PROVIDED INFORMATION ->
○ ○ ○ ○

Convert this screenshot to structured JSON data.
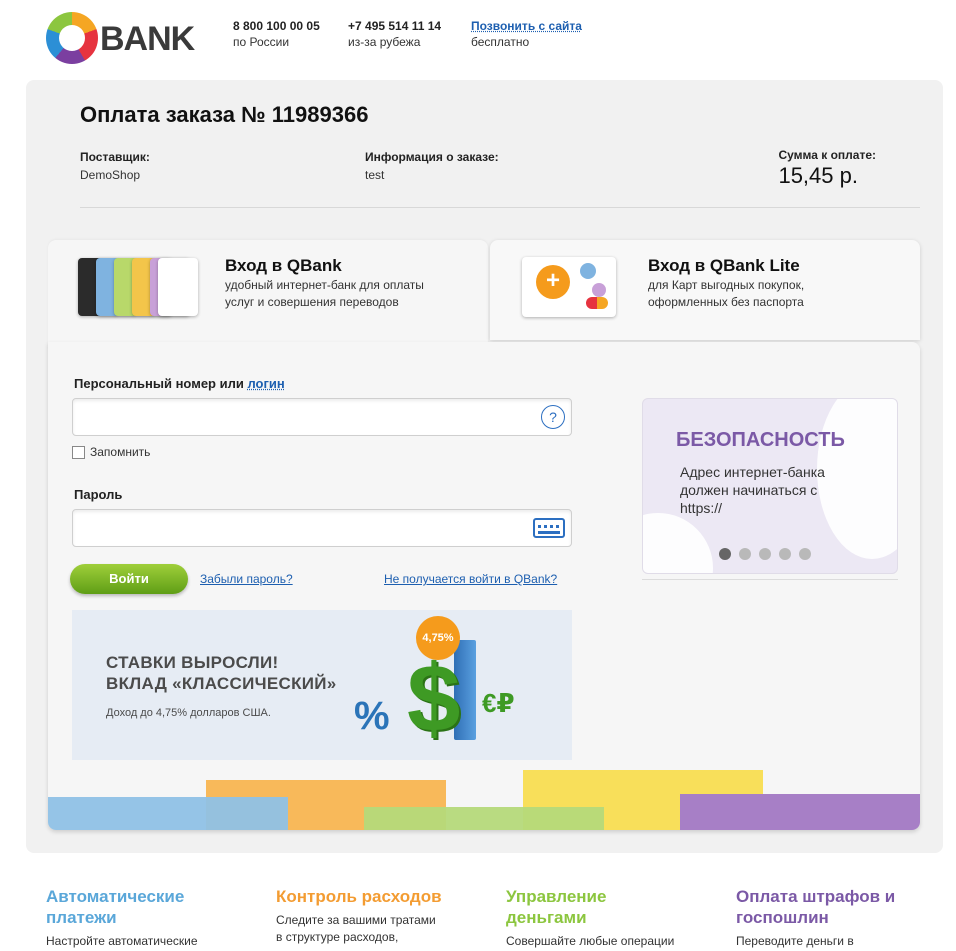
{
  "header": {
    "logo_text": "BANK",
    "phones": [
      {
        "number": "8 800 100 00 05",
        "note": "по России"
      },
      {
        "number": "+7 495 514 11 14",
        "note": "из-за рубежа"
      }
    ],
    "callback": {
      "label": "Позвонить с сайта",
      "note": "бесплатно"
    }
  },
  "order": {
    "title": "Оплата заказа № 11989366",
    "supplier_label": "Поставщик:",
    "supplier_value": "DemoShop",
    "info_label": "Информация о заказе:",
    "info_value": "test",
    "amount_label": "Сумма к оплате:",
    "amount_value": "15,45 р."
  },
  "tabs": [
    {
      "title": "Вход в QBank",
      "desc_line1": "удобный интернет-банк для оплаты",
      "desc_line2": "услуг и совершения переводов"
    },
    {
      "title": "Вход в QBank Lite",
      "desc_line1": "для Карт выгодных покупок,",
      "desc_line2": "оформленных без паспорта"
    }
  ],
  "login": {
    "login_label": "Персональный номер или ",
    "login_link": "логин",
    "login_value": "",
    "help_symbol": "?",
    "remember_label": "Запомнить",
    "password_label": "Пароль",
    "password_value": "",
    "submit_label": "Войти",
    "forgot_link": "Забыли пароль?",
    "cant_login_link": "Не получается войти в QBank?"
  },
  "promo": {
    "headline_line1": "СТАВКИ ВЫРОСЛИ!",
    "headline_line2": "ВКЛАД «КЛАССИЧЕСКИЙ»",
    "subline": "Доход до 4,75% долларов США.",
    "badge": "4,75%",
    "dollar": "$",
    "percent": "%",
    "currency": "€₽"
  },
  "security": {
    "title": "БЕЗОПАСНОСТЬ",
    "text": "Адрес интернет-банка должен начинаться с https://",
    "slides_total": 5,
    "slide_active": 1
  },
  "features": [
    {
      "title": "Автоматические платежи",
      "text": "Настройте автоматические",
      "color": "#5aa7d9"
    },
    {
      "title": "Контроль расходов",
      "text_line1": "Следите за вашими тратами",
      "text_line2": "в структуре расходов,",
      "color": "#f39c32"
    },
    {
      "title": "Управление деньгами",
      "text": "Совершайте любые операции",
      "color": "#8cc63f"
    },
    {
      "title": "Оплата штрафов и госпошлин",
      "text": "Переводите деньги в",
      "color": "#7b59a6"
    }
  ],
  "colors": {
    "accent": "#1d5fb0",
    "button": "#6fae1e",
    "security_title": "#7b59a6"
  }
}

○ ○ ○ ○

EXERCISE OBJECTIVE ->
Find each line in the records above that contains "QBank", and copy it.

TASK OUTPUT ->
      "title": "Вход в QBank",
      "title": "Вход в QBank Lite",
    "cant_login_link": "Не получается войти в QBank?"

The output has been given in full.